It was supposedly safe to breathe aboard the alien vessel, but a lot of the soldiers weren’t taking the risk. David didn’t blame them; he kept his helmet on as well.
After men rounded up the surviving aliens in the bridge, the alien commander, Elendil, made it clear he wanted to take David somewhere. He wouldn’t shut up, so eventually David agreed to go, leaving Tanner in charge and taking a few men along just in case. Tanner told him to watch his back, and continued to oversee the disarming of the alien defenders. The floor of the bridge was covered in a red and white lake of blood. He noticed that he was bleeding. His blood dripped down and splashed into a tributary of white alien blood. He looked at it; the drops didn’t mix.
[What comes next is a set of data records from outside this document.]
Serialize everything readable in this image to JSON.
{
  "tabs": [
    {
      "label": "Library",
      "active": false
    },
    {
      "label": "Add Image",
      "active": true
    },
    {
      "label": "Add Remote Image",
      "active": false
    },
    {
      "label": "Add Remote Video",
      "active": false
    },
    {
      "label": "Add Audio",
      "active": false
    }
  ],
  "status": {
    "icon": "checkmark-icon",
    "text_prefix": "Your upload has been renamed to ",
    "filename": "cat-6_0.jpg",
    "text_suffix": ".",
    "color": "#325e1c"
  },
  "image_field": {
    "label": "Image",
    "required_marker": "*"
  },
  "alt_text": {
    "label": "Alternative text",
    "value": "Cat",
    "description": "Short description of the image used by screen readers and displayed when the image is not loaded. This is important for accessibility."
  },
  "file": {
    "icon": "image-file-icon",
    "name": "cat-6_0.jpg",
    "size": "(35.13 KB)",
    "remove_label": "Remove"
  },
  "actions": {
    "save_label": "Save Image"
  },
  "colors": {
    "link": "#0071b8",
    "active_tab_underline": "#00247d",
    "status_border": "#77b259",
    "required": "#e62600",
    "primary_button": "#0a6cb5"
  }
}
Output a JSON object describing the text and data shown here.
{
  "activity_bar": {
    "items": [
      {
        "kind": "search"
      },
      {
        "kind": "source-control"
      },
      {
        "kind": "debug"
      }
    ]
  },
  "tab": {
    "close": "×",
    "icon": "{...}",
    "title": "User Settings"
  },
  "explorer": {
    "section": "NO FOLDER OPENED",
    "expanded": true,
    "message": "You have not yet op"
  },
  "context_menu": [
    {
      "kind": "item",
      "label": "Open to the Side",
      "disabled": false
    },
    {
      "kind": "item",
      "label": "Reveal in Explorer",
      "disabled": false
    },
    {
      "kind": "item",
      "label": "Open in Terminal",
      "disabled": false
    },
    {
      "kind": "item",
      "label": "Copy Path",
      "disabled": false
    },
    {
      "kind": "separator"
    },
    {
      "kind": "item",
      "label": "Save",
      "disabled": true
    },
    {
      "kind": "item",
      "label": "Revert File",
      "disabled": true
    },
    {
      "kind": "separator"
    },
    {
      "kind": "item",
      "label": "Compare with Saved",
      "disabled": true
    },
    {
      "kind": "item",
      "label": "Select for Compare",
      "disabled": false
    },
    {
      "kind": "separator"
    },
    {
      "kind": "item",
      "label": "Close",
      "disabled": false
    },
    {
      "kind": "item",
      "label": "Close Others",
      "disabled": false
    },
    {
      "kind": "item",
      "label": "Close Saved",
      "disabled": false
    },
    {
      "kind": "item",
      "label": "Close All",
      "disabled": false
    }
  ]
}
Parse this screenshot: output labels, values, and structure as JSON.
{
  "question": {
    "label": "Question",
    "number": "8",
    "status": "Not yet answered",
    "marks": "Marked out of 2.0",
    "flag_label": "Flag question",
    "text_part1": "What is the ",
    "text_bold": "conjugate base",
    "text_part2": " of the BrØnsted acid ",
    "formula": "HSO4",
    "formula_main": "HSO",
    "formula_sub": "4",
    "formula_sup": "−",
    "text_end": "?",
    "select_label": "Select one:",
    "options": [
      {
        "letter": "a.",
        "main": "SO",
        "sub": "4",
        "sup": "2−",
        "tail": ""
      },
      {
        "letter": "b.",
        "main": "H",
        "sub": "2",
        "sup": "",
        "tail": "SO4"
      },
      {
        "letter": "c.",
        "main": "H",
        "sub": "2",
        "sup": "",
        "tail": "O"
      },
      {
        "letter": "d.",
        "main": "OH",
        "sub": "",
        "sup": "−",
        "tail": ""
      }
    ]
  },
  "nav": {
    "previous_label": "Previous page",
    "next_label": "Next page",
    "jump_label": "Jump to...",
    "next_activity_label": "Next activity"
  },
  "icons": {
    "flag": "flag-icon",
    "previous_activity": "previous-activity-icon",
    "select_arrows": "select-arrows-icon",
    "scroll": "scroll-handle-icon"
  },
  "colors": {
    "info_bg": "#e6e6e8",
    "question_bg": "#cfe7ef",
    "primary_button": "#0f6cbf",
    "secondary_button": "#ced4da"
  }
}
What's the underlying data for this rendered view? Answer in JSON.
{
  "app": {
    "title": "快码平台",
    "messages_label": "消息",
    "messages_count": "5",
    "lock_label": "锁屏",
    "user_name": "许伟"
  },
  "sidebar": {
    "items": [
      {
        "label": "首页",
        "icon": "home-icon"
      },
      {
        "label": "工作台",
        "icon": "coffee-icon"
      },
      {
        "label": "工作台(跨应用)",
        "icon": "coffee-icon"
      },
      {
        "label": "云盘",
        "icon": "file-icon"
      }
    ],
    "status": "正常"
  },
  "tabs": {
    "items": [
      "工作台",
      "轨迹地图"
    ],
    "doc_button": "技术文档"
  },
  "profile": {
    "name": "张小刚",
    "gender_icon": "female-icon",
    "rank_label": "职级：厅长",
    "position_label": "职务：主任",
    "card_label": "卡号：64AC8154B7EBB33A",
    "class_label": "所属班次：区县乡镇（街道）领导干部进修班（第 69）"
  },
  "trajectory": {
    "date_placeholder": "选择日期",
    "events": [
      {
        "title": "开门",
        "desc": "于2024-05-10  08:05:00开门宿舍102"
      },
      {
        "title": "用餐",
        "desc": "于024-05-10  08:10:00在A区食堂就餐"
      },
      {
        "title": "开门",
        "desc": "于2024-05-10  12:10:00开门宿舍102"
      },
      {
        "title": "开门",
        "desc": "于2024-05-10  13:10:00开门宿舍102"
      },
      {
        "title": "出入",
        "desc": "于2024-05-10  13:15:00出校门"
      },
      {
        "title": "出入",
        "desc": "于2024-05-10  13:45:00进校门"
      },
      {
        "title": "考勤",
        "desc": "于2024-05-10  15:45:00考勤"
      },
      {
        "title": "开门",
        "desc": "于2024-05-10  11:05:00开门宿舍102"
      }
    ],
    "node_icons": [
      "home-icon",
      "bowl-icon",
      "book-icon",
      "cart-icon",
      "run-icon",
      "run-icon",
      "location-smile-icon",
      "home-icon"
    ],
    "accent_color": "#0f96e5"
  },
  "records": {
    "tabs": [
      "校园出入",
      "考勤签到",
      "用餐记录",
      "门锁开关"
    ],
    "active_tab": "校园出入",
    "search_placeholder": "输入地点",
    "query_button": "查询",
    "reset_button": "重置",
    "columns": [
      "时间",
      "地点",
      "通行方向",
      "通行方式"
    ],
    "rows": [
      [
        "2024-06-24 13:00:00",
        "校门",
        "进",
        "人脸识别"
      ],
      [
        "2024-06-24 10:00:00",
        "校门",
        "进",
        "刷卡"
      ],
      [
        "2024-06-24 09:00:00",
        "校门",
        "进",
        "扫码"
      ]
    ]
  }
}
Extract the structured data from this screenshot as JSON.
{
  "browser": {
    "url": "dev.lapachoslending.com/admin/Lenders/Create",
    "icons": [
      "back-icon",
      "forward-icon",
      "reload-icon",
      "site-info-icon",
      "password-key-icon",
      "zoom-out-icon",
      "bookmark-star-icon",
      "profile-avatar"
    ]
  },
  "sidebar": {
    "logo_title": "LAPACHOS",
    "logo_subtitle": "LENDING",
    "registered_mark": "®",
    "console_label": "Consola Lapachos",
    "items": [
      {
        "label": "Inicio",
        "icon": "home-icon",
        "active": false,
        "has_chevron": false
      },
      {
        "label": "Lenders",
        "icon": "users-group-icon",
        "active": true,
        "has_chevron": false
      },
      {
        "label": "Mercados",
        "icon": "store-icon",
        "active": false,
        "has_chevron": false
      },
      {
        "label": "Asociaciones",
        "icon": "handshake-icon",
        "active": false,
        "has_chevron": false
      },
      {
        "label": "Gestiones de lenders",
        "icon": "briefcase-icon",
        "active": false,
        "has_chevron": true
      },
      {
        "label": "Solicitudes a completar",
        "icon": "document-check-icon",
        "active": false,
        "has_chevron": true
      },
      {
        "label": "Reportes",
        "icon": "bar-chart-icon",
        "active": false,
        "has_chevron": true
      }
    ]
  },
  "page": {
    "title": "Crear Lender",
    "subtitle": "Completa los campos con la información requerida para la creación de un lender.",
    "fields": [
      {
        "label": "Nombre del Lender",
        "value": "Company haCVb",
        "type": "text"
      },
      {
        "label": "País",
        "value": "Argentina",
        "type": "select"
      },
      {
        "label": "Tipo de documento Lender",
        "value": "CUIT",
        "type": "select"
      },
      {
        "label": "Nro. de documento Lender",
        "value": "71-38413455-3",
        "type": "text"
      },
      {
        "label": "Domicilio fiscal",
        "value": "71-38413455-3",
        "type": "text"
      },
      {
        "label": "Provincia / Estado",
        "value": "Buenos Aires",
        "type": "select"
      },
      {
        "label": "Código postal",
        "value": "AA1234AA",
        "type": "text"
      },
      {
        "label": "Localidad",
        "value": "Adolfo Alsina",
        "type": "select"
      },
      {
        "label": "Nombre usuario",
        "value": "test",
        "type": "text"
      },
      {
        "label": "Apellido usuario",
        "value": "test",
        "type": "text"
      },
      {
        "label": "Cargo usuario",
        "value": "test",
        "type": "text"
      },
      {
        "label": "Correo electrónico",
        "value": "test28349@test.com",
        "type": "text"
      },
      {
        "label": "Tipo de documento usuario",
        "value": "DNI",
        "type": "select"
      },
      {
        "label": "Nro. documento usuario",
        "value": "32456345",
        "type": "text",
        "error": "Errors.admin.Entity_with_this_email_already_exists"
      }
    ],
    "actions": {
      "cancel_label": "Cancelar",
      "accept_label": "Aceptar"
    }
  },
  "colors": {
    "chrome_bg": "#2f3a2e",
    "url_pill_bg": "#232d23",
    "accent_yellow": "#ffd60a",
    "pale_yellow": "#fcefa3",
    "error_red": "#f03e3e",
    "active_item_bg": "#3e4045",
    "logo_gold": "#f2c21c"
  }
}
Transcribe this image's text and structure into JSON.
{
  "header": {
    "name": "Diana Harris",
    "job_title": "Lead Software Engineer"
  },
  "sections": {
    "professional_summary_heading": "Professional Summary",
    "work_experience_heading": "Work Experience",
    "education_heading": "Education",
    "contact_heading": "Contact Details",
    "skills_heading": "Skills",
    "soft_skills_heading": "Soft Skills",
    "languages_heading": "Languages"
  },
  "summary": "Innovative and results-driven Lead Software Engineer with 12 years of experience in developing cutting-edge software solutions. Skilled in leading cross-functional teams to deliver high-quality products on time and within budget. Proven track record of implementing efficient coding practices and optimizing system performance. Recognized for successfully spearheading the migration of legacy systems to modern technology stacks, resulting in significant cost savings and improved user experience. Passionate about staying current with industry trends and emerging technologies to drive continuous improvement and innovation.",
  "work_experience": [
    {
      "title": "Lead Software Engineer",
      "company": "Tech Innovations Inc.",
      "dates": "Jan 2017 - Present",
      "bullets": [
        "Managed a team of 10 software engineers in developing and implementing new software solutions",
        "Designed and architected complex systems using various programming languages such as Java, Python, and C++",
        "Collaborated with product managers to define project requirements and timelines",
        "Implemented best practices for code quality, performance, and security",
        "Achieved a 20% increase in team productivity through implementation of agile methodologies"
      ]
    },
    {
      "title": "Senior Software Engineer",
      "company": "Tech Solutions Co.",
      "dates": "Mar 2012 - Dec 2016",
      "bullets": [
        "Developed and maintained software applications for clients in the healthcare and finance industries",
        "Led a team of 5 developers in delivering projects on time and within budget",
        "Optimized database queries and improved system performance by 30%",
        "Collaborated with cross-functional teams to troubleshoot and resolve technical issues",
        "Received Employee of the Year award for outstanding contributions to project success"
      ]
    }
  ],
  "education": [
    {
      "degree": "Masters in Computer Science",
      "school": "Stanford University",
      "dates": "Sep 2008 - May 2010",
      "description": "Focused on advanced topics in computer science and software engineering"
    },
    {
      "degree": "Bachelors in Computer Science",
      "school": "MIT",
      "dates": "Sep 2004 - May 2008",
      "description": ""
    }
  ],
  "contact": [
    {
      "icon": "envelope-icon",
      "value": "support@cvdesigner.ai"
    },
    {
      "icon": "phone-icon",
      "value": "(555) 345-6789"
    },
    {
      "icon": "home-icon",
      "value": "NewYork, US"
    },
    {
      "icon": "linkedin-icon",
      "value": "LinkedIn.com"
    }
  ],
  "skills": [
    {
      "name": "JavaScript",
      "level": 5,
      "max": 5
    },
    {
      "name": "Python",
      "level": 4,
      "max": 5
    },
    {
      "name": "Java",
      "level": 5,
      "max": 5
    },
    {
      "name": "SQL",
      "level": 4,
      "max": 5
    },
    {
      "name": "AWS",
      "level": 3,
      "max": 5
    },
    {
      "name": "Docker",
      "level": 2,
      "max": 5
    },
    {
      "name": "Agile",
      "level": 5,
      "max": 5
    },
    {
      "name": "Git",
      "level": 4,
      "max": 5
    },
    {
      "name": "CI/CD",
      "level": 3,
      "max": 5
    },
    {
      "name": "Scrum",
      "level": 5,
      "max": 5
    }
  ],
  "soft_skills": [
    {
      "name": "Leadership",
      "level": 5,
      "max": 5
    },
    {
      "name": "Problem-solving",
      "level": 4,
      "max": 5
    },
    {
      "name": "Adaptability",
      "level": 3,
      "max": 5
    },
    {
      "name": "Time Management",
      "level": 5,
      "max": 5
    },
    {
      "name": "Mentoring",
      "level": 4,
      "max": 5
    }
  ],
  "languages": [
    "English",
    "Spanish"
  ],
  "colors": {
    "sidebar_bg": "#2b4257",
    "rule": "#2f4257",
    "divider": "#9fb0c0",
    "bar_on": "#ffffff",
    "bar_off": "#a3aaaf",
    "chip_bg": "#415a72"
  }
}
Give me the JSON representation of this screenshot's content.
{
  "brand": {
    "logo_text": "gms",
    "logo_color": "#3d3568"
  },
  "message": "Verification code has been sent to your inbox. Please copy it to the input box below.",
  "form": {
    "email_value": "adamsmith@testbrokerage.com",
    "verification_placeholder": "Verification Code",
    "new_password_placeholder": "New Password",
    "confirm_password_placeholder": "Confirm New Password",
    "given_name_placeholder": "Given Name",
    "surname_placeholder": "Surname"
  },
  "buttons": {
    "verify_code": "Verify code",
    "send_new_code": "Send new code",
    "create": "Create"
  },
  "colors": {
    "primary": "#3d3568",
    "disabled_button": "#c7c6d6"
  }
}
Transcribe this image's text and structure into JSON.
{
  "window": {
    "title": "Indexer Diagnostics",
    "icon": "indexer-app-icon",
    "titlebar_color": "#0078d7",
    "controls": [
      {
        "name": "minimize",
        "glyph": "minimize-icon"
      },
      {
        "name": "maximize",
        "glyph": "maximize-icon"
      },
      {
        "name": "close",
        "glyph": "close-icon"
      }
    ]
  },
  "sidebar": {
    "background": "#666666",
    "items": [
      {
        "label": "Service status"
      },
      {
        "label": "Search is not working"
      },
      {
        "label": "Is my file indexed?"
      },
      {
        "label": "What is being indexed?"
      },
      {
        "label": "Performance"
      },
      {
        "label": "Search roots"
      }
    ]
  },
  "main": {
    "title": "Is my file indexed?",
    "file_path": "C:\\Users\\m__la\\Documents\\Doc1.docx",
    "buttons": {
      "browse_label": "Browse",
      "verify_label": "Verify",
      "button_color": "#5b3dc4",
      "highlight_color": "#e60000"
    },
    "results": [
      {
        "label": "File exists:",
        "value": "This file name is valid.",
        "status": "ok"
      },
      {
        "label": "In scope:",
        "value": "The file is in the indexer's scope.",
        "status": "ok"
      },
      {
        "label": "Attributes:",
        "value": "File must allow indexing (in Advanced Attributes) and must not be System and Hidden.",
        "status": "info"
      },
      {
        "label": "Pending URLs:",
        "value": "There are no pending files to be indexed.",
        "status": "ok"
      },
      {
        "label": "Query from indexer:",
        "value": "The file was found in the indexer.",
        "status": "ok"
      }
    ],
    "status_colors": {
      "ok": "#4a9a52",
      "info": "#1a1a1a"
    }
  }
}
His thoughts turned over the battle he’d just fought. He’d been fighting all his life; he’d killed plenty of people, seen a lot of things he wished he hadn’t, but nothing unhinged him like the alien he’d decapitated. It wasn’t the violence of it. He was raised on violence. It was what the alien did to his mind, how it took control of his emotions. It violated him. That made Tanner angrier than anything else that happened that day. Tanner looked at the ground again, and saw the islands of red floating amongst the white ocean. If he didn’t know where those islands came from, he could almost call the scene striking.
After a short walk, David’s group came to a door guarded by two aliens. The commander knocked and the door opened, allowing him to pass through. The group moved to enter, but after David was let inside, the guards suddenly growled, dropping their staffs in between him and his entourage.
His men raised their rifles, but David quickly halted them with a raised hand. “Stand down! I’ll be fine,” he promised, patting his Hellblazer for emphasis. He turned and entered the chamber, the door closing behind him. The room was poorly lit; most of it was shrouded in impenetrable shadow, but David could sense he was being watched from all sides. In the middle of the room, the only illuminated area, sat the alien commander. David finally took the time to examine his counterpart.
Its pale ivory armour was heavily decorated with swirling gold patterns, and the helmet it now wore was extravagant in its size and adornment. Both the armour and the helmet looked to be at least partially constructed out of plated bone. Its thick arms were bare, exposing its rippling muscles and elaborate tattoos mimicking the patterns on its armour. It sat cross-legged, holding a bowl of burning plants to its nose. When David approached, it removed its helmet and fixed its dark purple eyes on him. Two long pointed ears poked out from behind its long, dirty blonde dreadlocks. Space elves, David thought to himself and had to suppress a smile.
It gestured for David to sit on a mat, and then offered him the bowl. David reluctantly removed his helmet and an overwhelming odour assailed him. It wasn’t unpleasant; it was just so pungent that for a moment, David reeled. He realized it was the herb being burnt that was giving off this smell, and the alien commander was telling him to inhale it.
David examined the bowl. “This better not end up like that time I tried Lumex in high school...” The creature in front of him didn't react. With a sigh, David squeezed his eyes shut and sucked in a lungful of the spicy smoke. When he was done coughing, he heard a slight huffing and to his surprise, saw the commander chuckling at his discomfort. An almost familiar sensation came over David as whatever chemicals in the smoke entered his system, and took their effect on his body.
“Did... Did I just get high?” he asked.
“By ‘high’ you mean intoxicated,” a voice said. “I suppose this is the closest word you have to describe what you feel. However, I know what you feel without your words.”
David looked closely at the creature in front of him. The creature stared back. His face, not unlike a human face, remained utterly static even as David clearly heard him speak. “Now I know I’m high,” David remarked.
YOU ARE READING
The Road to HellScience Fiction
When David Stern has to hunt down humanity's most dangerous terrorist, he finds out the hard way that sometimes saving the day means destroying everything else.